The diary of John Harrower and the memoirs on the life of Job both explored the different emigrant experiences of European volunteer migrants and of African forced migrants. One key difference came in the form of diversification of the two classes. In the case of the African forced migrants, they could all be grouped together as coming from the lowest class in the Futa kingdom of Gambia. They all worked as slaves under the kingdom and were sold off to the British by the Futa kingdomites. It is important to distinguish that there were major differences between the conceptualization of slavery in the kingdom and throughout Africa and that of the English. Nonetheless, those sold to the English were accustomed to hard labor and a lack of freedom. This was the main reason Job stood out from the rest of those sold into slavery; he came from the noble class in the kingdom, and so was accustomed to a life of relative luxury and intellectual and religious exploration, not intensive outdoor labor. As for the indentured servants of Europe, this class of people was highly diverse in both skill and education levels. As such, they had a wider variety of opportunities awaiting them in the New World. John himself was an educated man and left his home to take advantage of business opportunities in the colonies.

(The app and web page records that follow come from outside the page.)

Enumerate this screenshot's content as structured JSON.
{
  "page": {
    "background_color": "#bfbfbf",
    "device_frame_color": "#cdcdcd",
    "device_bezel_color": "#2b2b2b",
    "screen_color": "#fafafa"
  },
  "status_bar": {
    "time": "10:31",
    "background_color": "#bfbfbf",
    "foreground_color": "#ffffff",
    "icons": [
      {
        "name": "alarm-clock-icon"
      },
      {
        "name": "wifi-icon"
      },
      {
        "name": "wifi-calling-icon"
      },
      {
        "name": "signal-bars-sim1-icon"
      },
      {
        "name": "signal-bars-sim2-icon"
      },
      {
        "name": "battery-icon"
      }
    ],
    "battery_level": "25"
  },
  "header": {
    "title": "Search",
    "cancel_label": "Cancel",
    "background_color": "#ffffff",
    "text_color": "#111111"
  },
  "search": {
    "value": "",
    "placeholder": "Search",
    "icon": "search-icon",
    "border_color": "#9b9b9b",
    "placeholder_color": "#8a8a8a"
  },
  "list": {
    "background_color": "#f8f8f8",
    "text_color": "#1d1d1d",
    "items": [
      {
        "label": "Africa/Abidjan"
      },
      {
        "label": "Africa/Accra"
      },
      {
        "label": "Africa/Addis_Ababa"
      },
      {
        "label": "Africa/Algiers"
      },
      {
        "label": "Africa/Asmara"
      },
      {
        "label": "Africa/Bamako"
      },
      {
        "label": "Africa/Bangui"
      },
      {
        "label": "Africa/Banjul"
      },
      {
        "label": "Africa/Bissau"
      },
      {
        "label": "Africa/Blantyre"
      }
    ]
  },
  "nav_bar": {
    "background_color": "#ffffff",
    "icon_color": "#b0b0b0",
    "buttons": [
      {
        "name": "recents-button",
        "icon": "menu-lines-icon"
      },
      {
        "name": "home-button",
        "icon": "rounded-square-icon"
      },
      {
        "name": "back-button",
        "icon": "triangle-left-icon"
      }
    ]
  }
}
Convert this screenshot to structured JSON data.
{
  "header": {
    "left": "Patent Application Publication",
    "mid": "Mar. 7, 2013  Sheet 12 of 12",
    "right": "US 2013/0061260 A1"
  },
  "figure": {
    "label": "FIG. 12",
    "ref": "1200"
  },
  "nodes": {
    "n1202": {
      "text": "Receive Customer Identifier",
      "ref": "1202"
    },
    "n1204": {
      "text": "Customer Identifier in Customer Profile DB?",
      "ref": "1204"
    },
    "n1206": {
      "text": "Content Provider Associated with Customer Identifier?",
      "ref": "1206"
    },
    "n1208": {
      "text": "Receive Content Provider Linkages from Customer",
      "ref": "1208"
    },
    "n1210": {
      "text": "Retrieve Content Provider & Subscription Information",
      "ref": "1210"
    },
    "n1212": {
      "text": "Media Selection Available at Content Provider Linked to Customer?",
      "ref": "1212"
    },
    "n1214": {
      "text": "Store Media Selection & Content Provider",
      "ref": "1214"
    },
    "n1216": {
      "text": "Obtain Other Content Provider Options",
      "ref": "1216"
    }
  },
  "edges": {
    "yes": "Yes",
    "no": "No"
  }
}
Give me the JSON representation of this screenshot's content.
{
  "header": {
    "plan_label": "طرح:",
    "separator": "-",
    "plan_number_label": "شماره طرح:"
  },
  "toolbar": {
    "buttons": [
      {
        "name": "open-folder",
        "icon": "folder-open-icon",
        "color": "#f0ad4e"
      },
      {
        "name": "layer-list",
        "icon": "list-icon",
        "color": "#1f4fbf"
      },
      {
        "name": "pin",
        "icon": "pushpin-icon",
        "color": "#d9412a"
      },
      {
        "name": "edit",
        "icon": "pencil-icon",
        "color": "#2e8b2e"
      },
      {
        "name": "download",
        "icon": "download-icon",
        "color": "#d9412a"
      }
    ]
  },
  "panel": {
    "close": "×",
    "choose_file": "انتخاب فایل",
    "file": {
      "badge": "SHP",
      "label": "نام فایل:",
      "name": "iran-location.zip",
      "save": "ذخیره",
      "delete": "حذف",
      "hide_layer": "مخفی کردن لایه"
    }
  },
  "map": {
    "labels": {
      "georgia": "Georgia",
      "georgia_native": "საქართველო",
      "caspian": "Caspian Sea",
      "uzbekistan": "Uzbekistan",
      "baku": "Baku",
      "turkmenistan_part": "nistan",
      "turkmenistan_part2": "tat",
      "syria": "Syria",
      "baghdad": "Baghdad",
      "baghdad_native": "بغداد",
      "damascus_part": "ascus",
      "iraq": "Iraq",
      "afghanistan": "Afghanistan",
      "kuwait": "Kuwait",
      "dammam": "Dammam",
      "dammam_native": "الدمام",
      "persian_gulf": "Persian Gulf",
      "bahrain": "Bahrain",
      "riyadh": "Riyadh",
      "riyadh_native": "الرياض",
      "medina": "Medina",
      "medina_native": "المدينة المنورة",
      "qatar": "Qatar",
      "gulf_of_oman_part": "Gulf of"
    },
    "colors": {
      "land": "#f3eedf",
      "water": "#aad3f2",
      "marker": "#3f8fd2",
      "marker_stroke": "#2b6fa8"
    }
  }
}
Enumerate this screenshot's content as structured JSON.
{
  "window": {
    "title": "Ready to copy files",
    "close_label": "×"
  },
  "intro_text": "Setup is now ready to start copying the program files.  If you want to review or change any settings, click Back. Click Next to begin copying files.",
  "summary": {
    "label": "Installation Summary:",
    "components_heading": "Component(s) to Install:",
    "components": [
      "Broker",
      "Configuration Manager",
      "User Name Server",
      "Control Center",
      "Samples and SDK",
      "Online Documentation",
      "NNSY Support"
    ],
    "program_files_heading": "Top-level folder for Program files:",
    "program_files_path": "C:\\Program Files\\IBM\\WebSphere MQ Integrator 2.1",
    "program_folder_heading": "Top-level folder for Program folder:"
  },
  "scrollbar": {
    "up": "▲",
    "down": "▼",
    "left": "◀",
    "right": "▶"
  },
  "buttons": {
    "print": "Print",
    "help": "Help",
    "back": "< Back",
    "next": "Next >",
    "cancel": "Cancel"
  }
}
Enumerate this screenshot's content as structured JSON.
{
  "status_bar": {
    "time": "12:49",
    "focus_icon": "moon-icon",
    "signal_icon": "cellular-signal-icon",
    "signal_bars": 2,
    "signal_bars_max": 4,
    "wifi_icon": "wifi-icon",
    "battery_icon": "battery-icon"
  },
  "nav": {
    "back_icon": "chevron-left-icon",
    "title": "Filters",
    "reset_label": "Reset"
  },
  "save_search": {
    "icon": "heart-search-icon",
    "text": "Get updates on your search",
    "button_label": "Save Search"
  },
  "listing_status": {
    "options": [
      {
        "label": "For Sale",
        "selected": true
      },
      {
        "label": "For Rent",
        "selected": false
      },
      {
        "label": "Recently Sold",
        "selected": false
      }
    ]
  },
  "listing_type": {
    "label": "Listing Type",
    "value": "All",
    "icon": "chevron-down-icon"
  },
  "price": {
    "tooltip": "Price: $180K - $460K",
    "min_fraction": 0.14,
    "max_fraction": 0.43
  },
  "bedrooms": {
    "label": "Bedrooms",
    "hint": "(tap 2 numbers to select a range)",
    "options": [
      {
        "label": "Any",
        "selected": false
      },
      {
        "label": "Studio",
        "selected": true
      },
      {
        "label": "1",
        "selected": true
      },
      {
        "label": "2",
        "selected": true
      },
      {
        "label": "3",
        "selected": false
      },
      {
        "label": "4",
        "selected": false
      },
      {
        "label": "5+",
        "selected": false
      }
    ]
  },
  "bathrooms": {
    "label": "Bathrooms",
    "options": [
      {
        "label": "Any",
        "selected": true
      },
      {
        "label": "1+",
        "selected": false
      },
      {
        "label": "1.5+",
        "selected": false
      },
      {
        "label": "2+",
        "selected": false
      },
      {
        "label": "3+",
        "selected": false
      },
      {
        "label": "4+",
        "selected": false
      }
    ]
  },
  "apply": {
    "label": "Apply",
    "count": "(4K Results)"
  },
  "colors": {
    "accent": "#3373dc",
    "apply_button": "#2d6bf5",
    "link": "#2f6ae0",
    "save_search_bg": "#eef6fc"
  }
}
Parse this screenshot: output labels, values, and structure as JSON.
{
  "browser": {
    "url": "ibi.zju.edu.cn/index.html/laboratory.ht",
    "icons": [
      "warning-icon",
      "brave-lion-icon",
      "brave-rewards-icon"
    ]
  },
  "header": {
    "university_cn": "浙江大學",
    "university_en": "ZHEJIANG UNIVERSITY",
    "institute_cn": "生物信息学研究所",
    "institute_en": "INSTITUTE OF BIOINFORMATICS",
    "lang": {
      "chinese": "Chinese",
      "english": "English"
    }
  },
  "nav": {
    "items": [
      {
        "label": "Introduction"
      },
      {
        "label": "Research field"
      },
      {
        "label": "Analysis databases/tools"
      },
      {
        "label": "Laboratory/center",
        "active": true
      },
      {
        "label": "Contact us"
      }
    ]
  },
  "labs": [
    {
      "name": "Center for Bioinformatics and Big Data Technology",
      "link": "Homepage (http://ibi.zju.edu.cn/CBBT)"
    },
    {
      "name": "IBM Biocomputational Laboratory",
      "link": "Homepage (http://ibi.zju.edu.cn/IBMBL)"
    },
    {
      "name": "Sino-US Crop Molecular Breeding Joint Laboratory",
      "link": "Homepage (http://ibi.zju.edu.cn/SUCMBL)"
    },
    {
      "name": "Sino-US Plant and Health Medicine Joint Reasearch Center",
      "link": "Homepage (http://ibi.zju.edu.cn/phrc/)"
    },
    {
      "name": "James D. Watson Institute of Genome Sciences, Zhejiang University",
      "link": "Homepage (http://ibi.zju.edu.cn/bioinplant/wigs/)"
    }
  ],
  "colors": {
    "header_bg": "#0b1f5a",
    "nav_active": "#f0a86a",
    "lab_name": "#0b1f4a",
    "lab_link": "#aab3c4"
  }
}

It was interesting to read about the experiences of a man who came from noble upbringing be forced into the lowest class of another society and that of a man of relatively little money leaving on his own accord in search of economic prosperity. Job was dismayed on his journey and eagerly awaited his return to his life at home. Another key factor was an underlying uncertainty regarding whether or not he would be able to go home at all. This is not to say that John experienced an easy passage. His diary entries often described harsh weather conditions while he was at sea. He also often only ate some variation of bread, cheese and wine, if he even ate at all. But one key difference between John and Job was that Job had the hope of and freedom to return to his family and home in Europe.
One interesting similarity between these two accounts was the two men’s reliance on religion to carry them through their hardships. In the memoirs of Job, it was recounted that Job never skipped his time of prayer, even in the colonies and despite harsh and consistent mockery from a child. He stuck to his beliefs even when they were challenged by the Englishmen he later acquainted, and even challenged them on some of their beliefs, albeit jokingly. He and the Englishmen later when on to describe his capture and forced migration as the divine will of God, asserting that every event has a purpose in God’s plan. John also found comfort in God throughout his journey. On days where he found himself with no money for food, he did not worry and instead trusted in God to carry him through the struggle. He, like Job, also frequently passed his time in religious devotion, reading scripture during and between meals.